This study used a qualitative phenomenological approach, augmented by modified grounded theory, to understand deeper connections between the experiences of nine student affairs professionals who identify as White, heterosexual, and male; work in a variety of functional areas and institution types; and have varying levels of experience in the field. Using a purposive sampling approach, data was collected in four stages via an initial interview with each participant, the collection of journal entries kept by participants while reading Teaching to Transgress, a second interview of participants immediately after their reading, and a final interview of participants three to six weeks after their reading. Data was analyzed using an In Vivo coding approach. The findings of this study address three major areas: (a) putting theory into practice, (b) identity salience, and (c) leadership.

The findings of this study hold significance for higher education and student affairs.

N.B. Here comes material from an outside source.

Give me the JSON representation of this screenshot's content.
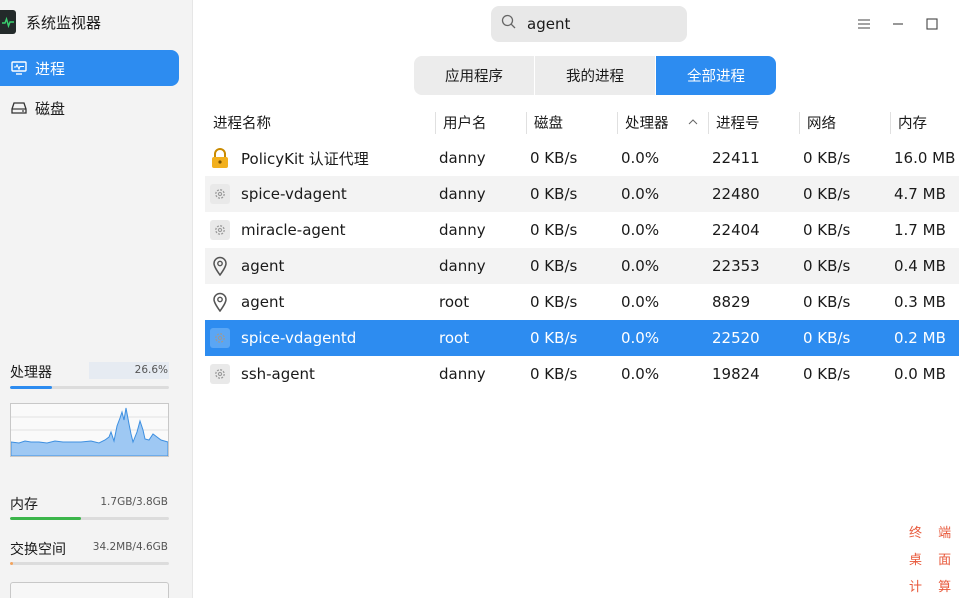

First, findings reflect ways transgressive teaching helps White, heterosexual, male student affairs professionals with multiple dominant group identities examine those identities’ impact on practice. Second, the findings illuminate ways transgressive teaching can be incorporated into professional training in graduate school and professional development programs for White, heterosexual, male student affairs professionals. Finally, the findings explore how these experiences can contribute to White, heterosexual, male student affairs professionals understanding and practicing leadership.

Document Type

Dissertation: Open Access


Leadership Studies